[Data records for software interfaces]
—————
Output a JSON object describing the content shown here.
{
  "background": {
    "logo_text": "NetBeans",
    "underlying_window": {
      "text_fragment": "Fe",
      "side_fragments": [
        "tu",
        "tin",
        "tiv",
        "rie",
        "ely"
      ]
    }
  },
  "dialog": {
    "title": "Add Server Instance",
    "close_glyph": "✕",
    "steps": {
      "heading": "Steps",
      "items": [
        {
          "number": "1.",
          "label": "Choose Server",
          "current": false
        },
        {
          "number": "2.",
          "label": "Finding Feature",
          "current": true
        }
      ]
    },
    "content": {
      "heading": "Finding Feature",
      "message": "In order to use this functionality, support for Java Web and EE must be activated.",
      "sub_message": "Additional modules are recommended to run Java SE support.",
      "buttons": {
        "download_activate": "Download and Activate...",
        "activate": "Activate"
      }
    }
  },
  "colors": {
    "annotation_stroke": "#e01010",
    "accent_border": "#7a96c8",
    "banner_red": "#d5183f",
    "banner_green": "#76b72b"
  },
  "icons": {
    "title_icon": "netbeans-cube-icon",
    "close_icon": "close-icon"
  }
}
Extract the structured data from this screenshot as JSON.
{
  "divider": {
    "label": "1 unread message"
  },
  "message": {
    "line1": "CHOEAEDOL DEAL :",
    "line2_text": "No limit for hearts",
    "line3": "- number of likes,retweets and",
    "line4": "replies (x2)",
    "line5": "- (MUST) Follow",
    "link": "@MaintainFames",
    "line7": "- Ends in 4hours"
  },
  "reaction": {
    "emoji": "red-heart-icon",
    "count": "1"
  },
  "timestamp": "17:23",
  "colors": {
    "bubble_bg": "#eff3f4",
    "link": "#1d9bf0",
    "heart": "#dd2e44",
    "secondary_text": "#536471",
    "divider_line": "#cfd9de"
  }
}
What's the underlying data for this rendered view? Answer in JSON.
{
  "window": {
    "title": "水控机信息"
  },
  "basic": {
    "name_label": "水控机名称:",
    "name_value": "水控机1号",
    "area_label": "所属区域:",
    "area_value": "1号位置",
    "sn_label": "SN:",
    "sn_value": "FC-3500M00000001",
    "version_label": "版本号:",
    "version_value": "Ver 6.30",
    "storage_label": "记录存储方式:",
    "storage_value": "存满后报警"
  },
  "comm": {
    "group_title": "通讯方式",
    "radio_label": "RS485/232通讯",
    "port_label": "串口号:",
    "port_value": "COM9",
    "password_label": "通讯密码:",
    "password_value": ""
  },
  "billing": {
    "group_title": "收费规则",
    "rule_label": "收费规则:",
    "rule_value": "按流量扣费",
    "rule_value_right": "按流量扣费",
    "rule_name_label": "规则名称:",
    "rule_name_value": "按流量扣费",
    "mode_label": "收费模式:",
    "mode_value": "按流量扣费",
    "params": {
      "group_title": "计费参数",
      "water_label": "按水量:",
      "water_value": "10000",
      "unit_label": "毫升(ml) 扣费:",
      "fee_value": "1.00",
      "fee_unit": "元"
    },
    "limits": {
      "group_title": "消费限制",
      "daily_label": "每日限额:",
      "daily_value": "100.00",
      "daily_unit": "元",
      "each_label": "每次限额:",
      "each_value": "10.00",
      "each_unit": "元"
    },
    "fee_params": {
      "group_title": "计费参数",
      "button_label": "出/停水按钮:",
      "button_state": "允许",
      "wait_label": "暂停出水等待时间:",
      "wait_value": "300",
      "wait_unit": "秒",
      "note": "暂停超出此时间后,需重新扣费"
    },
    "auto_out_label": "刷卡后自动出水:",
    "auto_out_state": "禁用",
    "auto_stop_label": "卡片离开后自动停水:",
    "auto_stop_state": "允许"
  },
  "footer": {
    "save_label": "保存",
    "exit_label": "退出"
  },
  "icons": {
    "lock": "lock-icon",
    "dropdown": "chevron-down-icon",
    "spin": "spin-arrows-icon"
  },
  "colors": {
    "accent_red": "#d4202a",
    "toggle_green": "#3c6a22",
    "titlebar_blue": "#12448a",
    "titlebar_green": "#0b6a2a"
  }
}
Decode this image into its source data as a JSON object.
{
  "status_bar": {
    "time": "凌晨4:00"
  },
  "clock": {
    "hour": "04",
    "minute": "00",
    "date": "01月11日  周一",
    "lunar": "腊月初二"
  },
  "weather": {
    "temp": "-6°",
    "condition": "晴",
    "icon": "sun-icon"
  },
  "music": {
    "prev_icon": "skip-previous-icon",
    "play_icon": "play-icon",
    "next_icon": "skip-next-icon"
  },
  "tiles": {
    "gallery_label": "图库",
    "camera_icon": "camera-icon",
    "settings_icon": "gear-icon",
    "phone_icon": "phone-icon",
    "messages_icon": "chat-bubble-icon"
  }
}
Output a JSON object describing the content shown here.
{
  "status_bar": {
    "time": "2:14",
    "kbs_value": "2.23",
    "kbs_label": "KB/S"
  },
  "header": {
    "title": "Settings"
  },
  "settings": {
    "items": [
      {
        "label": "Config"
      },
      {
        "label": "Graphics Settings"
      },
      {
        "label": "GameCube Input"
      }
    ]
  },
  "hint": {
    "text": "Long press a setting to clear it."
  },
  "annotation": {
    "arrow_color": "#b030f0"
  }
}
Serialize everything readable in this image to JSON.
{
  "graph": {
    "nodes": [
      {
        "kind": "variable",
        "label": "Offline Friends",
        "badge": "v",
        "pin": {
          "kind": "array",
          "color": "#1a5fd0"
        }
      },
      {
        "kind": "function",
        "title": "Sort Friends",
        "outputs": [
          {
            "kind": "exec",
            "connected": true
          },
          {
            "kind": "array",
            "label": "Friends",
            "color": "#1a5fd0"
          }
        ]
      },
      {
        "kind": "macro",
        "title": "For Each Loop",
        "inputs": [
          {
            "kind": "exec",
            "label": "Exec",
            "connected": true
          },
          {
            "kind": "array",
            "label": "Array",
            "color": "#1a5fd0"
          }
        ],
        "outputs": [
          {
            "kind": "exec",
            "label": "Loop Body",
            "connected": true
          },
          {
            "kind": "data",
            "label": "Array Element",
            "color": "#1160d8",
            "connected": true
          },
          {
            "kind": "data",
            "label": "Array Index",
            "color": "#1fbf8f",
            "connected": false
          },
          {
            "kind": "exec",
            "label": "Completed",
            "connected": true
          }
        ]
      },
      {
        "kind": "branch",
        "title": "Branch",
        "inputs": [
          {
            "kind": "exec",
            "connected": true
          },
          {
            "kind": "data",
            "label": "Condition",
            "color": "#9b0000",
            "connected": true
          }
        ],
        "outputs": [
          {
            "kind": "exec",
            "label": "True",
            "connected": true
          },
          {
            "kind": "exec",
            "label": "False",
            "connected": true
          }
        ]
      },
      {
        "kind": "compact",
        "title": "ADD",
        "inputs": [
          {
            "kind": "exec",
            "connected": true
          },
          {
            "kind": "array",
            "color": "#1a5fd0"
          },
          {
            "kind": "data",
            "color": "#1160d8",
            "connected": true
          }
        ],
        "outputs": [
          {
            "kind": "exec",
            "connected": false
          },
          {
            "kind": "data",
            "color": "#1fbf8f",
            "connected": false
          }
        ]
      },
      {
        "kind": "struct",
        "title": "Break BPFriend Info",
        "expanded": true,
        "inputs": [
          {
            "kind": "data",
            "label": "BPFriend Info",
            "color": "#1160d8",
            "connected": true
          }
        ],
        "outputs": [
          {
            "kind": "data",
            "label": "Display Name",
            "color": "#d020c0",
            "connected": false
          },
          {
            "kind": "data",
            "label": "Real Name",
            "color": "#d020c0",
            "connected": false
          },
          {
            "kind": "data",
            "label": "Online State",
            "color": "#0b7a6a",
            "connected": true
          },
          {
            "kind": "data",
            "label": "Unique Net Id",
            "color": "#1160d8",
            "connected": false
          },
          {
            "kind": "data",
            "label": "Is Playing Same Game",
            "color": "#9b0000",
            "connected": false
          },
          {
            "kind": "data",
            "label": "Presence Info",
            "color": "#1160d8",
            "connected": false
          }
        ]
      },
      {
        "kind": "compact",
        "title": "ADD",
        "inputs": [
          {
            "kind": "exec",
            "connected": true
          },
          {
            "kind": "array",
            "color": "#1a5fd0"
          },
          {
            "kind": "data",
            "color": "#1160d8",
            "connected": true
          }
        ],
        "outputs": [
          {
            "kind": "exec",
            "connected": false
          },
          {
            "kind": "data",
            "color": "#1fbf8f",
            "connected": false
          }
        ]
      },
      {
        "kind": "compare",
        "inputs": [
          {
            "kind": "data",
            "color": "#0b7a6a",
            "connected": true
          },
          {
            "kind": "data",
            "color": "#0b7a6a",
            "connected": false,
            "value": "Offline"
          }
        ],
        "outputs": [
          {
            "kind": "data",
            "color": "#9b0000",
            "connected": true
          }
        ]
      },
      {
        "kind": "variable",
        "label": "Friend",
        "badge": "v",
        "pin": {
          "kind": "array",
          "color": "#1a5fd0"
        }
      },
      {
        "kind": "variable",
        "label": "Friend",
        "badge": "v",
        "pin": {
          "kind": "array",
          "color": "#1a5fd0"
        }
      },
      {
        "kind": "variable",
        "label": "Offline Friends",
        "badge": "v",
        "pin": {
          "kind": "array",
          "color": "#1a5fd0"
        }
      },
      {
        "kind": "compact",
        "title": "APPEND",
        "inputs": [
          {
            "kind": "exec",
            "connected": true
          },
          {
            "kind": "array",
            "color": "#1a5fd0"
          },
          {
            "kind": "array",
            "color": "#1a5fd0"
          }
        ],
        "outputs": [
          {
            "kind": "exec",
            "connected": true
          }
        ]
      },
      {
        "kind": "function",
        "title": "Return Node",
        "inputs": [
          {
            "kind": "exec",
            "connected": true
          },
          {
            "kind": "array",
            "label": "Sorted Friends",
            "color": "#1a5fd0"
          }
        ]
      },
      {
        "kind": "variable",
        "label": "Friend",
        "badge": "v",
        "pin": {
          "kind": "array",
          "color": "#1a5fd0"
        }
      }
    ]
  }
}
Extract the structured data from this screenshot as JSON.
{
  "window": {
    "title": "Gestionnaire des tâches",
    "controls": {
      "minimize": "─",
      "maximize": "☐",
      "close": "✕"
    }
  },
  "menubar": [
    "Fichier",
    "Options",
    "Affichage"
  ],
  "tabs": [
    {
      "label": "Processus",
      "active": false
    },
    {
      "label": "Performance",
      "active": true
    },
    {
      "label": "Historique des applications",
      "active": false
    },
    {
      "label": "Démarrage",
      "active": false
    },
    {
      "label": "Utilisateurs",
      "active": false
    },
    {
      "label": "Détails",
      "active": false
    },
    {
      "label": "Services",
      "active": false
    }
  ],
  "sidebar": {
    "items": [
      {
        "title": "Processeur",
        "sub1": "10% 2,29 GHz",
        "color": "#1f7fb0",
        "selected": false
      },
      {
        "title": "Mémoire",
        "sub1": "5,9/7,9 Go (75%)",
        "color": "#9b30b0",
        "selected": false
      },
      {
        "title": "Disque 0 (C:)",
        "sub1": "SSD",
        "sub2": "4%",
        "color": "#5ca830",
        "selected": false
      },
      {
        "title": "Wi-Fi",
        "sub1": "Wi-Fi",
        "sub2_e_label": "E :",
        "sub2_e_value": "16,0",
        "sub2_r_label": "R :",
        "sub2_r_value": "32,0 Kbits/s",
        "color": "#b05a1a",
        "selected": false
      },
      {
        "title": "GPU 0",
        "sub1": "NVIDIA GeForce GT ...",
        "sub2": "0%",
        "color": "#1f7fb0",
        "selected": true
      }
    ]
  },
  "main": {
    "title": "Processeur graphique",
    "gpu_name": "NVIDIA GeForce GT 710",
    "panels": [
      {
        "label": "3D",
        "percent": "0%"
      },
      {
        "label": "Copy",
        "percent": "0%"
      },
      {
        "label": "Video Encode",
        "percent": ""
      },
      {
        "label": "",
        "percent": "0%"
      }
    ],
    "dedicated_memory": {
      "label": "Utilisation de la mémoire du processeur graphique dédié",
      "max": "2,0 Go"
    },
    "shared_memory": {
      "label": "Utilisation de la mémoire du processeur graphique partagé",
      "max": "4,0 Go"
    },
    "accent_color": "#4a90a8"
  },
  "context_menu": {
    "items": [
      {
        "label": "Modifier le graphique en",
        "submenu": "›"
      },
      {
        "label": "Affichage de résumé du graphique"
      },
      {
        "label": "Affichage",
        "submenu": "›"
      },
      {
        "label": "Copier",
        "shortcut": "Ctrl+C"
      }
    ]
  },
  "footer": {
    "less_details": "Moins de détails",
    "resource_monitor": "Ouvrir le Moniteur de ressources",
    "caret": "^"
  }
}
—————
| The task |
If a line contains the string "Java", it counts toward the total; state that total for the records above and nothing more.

| Solution to this exercise |
2